__TASK ITEM__
State how many lines of the entries include the string "with", please, leaving out everything but the number.

__SOURCE DATA__
--- --- ---

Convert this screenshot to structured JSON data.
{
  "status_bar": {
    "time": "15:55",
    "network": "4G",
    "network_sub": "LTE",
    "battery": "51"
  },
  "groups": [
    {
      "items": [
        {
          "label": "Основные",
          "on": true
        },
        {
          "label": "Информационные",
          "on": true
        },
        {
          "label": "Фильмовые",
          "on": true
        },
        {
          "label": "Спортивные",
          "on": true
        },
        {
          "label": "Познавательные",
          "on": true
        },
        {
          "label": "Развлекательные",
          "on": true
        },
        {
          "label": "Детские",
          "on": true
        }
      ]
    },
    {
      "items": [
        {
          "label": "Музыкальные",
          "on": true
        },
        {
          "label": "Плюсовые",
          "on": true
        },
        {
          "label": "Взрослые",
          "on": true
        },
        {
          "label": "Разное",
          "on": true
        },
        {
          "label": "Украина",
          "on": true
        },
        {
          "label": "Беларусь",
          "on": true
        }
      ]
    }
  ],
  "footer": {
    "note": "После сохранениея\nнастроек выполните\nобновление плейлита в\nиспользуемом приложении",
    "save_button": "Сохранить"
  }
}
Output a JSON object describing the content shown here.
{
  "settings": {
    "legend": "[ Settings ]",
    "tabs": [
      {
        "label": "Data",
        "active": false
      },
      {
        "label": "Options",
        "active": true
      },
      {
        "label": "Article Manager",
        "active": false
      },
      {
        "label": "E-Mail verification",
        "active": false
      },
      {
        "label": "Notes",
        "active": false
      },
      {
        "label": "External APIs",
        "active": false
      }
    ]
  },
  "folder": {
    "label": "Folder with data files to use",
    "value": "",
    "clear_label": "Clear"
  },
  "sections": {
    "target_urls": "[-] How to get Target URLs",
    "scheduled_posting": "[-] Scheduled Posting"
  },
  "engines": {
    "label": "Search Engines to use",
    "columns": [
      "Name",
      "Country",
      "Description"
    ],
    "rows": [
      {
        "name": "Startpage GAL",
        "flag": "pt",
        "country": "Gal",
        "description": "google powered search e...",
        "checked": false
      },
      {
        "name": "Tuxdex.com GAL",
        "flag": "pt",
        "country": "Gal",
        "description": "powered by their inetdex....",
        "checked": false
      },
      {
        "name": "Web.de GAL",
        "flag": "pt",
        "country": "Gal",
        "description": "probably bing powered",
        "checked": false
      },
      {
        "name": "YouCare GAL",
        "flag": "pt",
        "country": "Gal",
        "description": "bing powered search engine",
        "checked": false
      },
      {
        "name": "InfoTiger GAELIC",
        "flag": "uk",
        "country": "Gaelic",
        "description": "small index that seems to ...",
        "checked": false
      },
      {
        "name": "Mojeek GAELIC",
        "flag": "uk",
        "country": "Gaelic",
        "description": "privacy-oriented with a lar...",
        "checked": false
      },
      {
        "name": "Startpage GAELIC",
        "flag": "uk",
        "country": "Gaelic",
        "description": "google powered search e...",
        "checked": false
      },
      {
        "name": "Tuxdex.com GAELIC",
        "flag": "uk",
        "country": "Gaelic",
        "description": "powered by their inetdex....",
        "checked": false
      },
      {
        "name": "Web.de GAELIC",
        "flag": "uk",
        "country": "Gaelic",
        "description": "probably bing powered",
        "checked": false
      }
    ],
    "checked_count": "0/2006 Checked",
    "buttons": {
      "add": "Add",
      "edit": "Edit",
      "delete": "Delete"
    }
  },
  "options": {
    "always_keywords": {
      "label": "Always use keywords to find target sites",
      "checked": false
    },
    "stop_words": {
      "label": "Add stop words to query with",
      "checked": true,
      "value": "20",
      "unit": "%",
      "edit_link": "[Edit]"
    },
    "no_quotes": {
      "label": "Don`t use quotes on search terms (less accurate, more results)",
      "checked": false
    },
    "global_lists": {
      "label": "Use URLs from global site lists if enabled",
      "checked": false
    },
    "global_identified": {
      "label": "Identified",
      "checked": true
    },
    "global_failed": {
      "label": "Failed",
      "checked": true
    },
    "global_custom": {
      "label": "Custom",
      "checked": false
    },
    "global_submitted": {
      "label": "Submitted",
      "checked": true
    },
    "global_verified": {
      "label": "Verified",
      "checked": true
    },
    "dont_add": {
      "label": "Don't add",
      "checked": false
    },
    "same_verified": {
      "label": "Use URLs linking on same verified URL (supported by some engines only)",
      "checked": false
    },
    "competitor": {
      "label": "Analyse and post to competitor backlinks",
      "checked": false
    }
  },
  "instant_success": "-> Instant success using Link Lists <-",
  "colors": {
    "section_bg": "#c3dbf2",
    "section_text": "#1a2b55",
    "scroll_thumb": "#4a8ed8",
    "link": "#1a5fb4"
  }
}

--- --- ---

__TASK ANSWER__
3